The team expects to win the Most Valuable Player award within a maximum of two years. “Then there are some processes to move the technology from research to development to market. This is the case, for example, for regulatory approval: we have no control over the time it takes to issue this registration.

From university to everyday life

Clyons was founded in June 2022 and the initiative sought to improve and apply the knowledge gained by researchers in their academic careers. “The head and neck cancer molecule diagnostics project started at the university, and we are currently continuing it here at the company,” says Prado. “Our experience has always included studying biomolecules associated with this disease.”
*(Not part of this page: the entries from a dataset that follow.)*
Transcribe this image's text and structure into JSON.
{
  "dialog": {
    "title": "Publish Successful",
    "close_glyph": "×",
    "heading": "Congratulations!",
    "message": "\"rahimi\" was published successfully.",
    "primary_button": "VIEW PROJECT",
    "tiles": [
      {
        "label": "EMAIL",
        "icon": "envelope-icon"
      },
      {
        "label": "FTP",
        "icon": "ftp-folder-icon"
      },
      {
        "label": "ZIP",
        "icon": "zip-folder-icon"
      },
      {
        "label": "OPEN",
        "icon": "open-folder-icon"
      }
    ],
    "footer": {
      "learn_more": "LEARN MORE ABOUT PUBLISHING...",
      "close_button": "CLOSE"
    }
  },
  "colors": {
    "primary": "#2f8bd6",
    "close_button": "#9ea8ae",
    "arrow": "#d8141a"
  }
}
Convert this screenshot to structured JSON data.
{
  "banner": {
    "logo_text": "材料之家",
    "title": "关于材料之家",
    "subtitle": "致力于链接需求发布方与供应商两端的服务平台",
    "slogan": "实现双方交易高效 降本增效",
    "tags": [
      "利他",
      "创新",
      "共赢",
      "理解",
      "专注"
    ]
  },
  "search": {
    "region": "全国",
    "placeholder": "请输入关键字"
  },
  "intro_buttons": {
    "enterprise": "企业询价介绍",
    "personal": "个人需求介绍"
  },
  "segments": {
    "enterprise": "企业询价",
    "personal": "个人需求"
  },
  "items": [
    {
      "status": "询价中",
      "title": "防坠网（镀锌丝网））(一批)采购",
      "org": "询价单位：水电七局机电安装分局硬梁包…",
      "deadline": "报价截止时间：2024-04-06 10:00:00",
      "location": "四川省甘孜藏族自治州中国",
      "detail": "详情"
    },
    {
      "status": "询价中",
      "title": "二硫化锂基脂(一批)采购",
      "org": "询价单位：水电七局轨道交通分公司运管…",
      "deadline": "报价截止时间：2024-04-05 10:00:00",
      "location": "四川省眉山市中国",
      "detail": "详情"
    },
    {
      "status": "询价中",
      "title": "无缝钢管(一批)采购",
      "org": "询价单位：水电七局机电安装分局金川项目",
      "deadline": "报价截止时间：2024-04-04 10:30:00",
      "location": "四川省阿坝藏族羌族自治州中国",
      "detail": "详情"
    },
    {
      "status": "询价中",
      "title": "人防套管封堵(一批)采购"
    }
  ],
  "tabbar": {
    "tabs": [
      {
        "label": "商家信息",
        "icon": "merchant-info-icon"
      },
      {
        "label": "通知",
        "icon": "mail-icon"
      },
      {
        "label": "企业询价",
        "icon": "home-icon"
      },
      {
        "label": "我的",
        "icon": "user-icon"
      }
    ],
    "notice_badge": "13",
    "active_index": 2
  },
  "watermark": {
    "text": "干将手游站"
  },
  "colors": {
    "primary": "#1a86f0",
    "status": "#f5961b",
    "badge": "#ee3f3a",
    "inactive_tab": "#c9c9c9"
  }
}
Even the startup's name links academic research to everyday life. That's because it's a tribute to the researchers who discovered biosensors: biochemist Leland Clark and microbiologist Champ Lyons. They developed the first biosensor in 1962 and the research led to the creation of the glucometer – which allows blood glucose levels, especially in diabetics, to be controlled on a daily basis around the world.